Oral from the beginning?


#1

Hi all,

I’m finding really useful info and resources in this forum (thanks for that). I’m still tracking the list in Directory of popular Learning Chinese forum topics but a sudden queston came to my head, so I hope is not a really common one, I don’t know…
In your opinion, should I start just by reading and writting, or also by listening and talking. In any other language I’ll try both ways at the same time, but Chinese seems so complicated… My goal is not te become an expert, but to learn enough to manage in a quit long travel (I’ll improve ther I hope).

Thanks in advance!


#2

Contact TLI in Tianmu. For me a big help! Will surely help you further with speaking, readin and writing. Pingyin and BPMF.


#3

You really should do it all at the same time. Even though you start with “baby steps,” you should practice writing and reading the characters as you practice speaking the words. And you should be listening to chinese conversation so you can imitate the tones and pronounciation.

Even if you forget half of the characters you learn, it’s still better to be semi-literate in your new language than to be completely illiterate!


#4

Start with talking immediately, and bother with writing the least. For traveling, talking and reading may be most important ones. Also, don’t bother with tones that much, only a rational amount, they’ll come eventually on their own (but note that this may be seen as questionable advice).


#5
  1. Find a CI-based teacher (“Comprehensible Input”).
  2. One who teaches Chinese specifically. It’s different from other languages because of the literacy challenges.
  3. Get concentrated, comprehended oral input over a small area of language. Listen and understand. Respond in short responses (not necessarily complete sentences.) Speaking is not necessary to acquire and will grow later as time goes on and you get more input.
  4. Read a text that is long and highly repetitive but unpredictable, and which covers exactly the language you have acquired thus far (for the first pass, that won’t be much). Not the same content, but the same language. You shouldn’t be able to predict it but you should be able to recognize and understand it when you see it. Notice I did not mention “memorize characters that will be in this reading”. Don’t do that. Just read it, with the teacher there for support if needed. Trust me on this one. It’s called “cold character reading”.
  5. Repeat.
  6. When you write, just write. Don’t futz around with stroke order and so on. Don’t copy characters 25 times each. Just write meaningful things, modeled strongly on what you have read, at first.
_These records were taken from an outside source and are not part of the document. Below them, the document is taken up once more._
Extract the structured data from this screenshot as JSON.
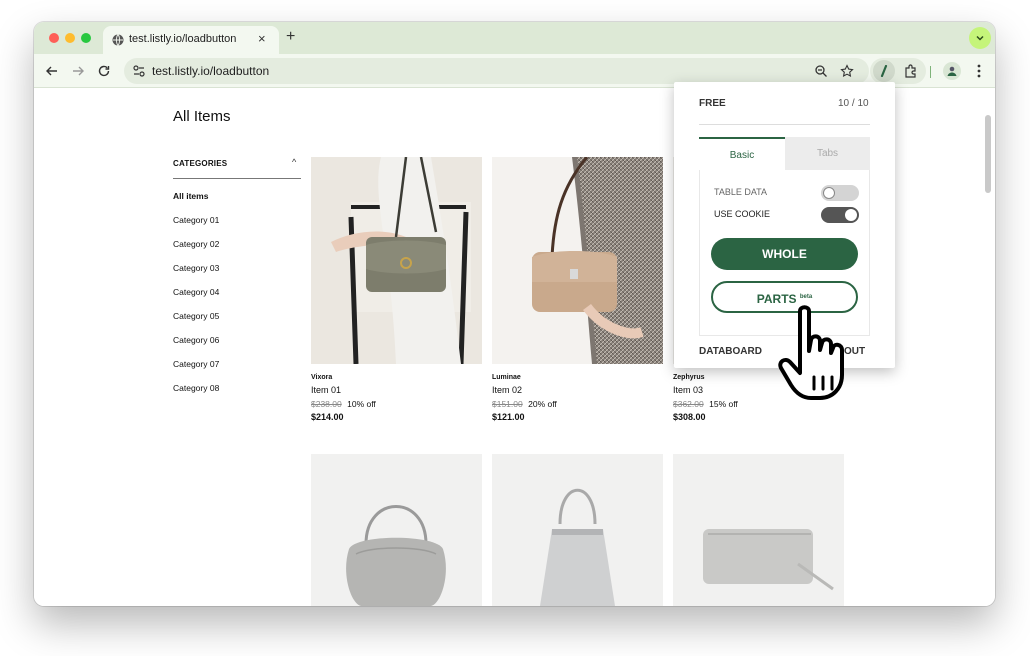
{
  "browser": {
    "tab_title": "test.listly.io/loadbutton",
    "tab_close": "×",
    "new_tab": "+",
    "url": "test.listly.io/loadbutton"
  },
  "page": {
    "title": "All Items",
    "categories_heading": "CATEGORIES",
    "categories_caret": "^",
    "categories": [
      "All items",
      "Category 01",
      "Category 02",
      "Category 03",
      "Category 04",
      "Category 05",
      "Category 06",
      "Category 07",
      "Category 08"
    ],
    "products": [
      {
        "brand": "Vixora",
        "name": "Item 01",
        "old_price": "$238.00",
        "discount": "10% off",
        "price": "$214.00"
      },
      {
        "brand": "Luminae",
        "name": "Item 02",
        "old_price": "$151.00",
        "discount": "20% off",
        "price": "$121.00"
      },
      {
        "brand": "Zephyrus",
        "name": "Item 03",
        "old_price": "$362.00",
        "discount": "15% off",
        "price": "$308.00"
      }
    ]
  },
  "popup": {
    "plan": "FREE",
    "count": "10 / 10",
    "tab_basic": "Basic",
    "tab_tabs": "Tabs",
    "option_table_data": "TABLE DATA",
    "option_use_cookie": "USE COOKIE",
    "table_data_on": false,
    "use_cookie_on": true,
    "btn_whole": "WHOLE",
    "btn_parts": "PARTS",
    "btn_parts_badge": "beta",
    "databoard": "DATABOARD",
    "logout_partial": "OUT"
  },
  "colors": {
    "accent": "#2b6443",
    "tabstrip": "#dde9d6",
    "toolbar": "#f3f8f0"
  }
}
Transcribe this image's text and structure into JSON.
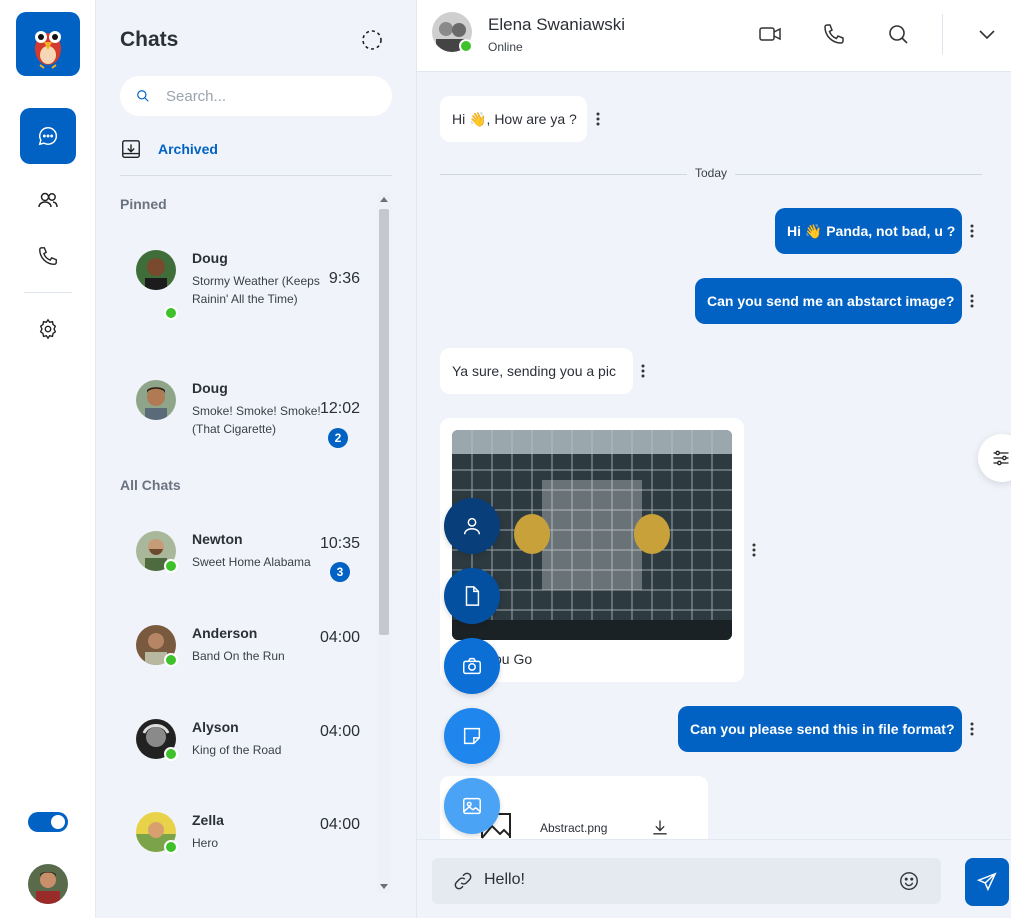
{
  "nav": {
    "items": [
      "chat-icon",
      "users-icon",
      "phone-icon",
      "gear-icon"
    ],
    "theme_toggle": "on"
  },
  "chats": {
    "title": "Chats",
    "search_placeholder": "Search...",
    "archived_label": "Archived",
    "pinned_label": "Pinned",
    "all_label": "All Chats",
    "pinned": [
      {
        "name": "Doug",
        "message": "Stormy Weather (Keeps Rainin' All the Time)",
        "time": "9:36",
        "badge": "",
        "online": true
      },
      {
        "name": "Doug",
        "message": "Smoke! Smoke! Smoke! (That Cigarette)",
        "time": "12:02",
        "badge": "2",
        "online": false
      }
    ],
    "all": [
      {
        "name": "Newton",
        "message": "Sweet Home Alabama",
        "time": "10:35",
        "badge": "3",
        "online": true
      },
      {
        "name": "Anderson",
        "message": "Band On the Run",
        "time": "04:00",
        "badge": "",
        "online": true
      },
      {
        "name": "Alyson",
        "message": "King of the Road",
        "time": "04:00",
        "badge": "",
        "online": true
      },
      {
        "name": "Zella",
        "message": "Hero",
        "time": "04:00",
        "badge": "",
        "online": true
      }
    ]
  },
  "conversation": {
    "contact_name": "Elena Swaniawski",
    "contact_status": "Online",
    "date_divider": "Today",
    "messages": [
      {
        "dir": "in",
        "text": "Hi 👋, How are ya ?"
      },
      {
        "dir": "out",
        "text": "Hi 👋 Panda, not bad, u ?"
      },
      {
        "dir": "out",
        "text": "Can you send me an abstarct image?"
      },
      {
        "dir": "in",
        "text": "Ya sure, sending you a pic"
      },
      {
        "dir": "in",
        "text": "ou Go"
      },
      {
        "dir": "out",
        "text": "Can you please send this in file format?"
      }
    ],
    "file_name": "Abstract.png",
    "composer_value": "Hello!"
  },
  "colors": {
    "brand": "#0162c4",
    "online": "#3ec12a",
    "panel_bg": "#f0f4fa"
  }
}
Write what the “Chinese voice” dictates to you. It will be largely correct. And feel free to look back at your readings to remind yourself how to form the characters. Always go back to the readings, which are “frozen” forms of the language you have acquired thus far.

Literacy is best “spiraled” with oral Chinese, but oral Chinese has to be much, much more solidly mastered than it is in the typical buxiban class before reading takes place. There must be a “Chinese voice” in the student’s head to drive the reading. If that is the case, reading is easy. Really easy. And with enough reading, writing is also easy.

Source: spent six years experimenting on live students. I have data for all six years, including writing samples written under test conditions, reading test data, etc. and teacher testimonials from teachers using this method.


#6

I totally agree!


#7

Well, that’s an answer… Point 2 is basic, I think, and pount 4 is where I’ll find more problems, to have a teacher at disposal, choose a text.
I begin to understand that it will take some real effort, and the problem is that I’m a little short of time nowadays. But I’ll try. Thanks a lot for your recommendtions, really insightful! :blush::star_struck:


#8

If you are really clear about what you want your teacher to do for you, you can usually “train” them to do it. It requires a lot of introspection first, but if you’re clear and can reduce what you need to steps for them, they will often do it. “Untrained” teachers seem to be better at it than those who have been trained in traditional methods, because there is less to let go of.

I’ve had really good luck “training” online tutors to give me the kind of language input I was hoping for. I have worked with one teacher who teaches through italki.com if you want to consider online lessons. I had her as a Cantonese tutor for some time, and then she attended a 3-week training with me in Hawaii in 2016 as well, so she’s good with this method. She’s based in Guangzhou so the Mandarin might be a bit “Mainlandish” but if you get correct grammar and general word usage, it’s not too hard to “Taiwan-ify” it if you’re surrounded by Taiwan Mandarin anyway.


#9

I completely agree with you!
In fact, talking about online tutoring I’m exploring a 1-to-1 skype style platform called Lingostan (https://www.lingostan.com) which is not free :persevere: but seems honest (rates are fixed by tutors and nobody asked me for my credit card at least :relaxed:), and I’m trying this “mixed” methode you suggested. Well, I’m starting this weekend, I’ll come back with some feedback!